The book's answers are A, C, and E.
My answers are only A and C. I don't see why the answer E is correct. There is one private method in Michael's interface that is not accessible in the Twins class. So E cannot be correct.
What statements about the following Twins class are true? (Choose three.)
A. The class fails to compile because of the write() method.
B. The class fails to compile because of the publish() method.
C. The class fails to compile because of the think() method.
D. All of the methods defined in the Alex interface are accessible in the Twins class.
E. All of the methods defined in the Michael interface are accessible in the Twins class.
F. The Twins class cannot be marked abstract.
This question is testing several different pieces of knowledge.
Regarding A, B, C:
All abstract and default methods in an interface are public by default, and can not be made anything less than public in an implementing class.
This is an annoying, but basic Java gotcha, as all methods in classes default to <package> or default access, so those must be explicitly declared public in Twins.
So A and C are both reasons the class fails to compile.
Static methods are not inherited, they are available to an implementing class just the same way they are available to anyone else who can see the interface, so B is not true.
D and E are tricky as hell. The non-static private methods defined in Alex and Michael interfaces can be re-declared in the implementing class, and can be private, default, protected or public.
So the names are available for use, but there is no way that the private methods in the interfaces themselves can be called directly from the implementing class.
The class could call a default method of the interface that calls them indirectly, I just confirmed that by adding calls to the private methods of each interface to their default method write, and that of course works when an instance method of Twins explicitly calls the interfaces default write() methods using and called from Twins.write()
I would not interpret that as either D or E being a correct choice. They can't be directly accessed from the Twins class.

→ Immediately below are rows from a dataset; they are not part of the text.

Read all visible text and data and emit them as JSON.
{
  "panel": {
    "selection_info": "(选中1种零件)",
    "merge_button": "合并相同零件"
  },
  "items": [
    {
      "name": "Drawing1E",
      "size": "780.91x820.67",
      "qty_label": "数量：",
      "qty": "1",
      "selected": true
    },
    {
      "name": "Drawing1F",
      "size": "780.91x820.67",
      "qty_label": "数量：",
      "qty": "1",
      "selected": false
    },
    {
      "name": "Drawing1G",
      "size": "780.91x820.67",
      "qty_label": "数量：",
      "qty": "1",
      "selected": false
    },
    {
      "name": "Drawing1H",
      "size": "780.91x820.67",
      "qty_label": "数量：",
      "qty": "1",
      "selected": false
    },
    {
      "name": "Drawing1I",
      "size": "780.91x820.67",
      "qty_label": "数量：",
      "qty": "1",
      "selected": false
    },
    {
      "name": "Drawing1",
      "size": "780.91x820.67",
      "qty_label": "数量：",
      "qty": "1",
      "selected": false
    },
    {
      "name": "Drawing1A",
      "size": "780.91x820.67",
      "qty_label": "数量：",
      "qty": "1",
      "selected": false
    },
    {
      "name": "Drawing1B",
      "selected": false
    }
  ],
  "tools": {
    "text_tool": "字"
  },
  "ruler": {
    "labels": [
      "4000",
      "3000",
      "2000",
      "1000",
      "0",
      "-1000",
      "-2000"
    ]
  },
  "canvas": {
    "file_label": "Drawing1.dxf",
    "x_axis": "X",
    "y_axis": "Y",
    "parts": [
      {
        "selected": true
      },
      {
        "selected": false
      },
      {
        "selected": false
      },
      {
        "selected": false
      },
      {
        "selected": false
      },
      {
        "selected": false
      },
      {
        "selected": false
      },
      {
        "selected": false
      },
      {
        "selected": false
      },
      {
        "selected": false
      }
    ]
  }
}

So there are several very tricky things they could potentially have asked, but I conclude they most likely meant to mark only one of those as private and perhaps meant to mark the other one as default, or the answer E is just wrong. If you are missing something here, so am I.
Eventually one or more of the authors will come by to tell us what they meant to do in this question.
RTFJD (the JavaDocs are your friends!) If you haven't read them in a long time, then RRTFJD (they might have changed!)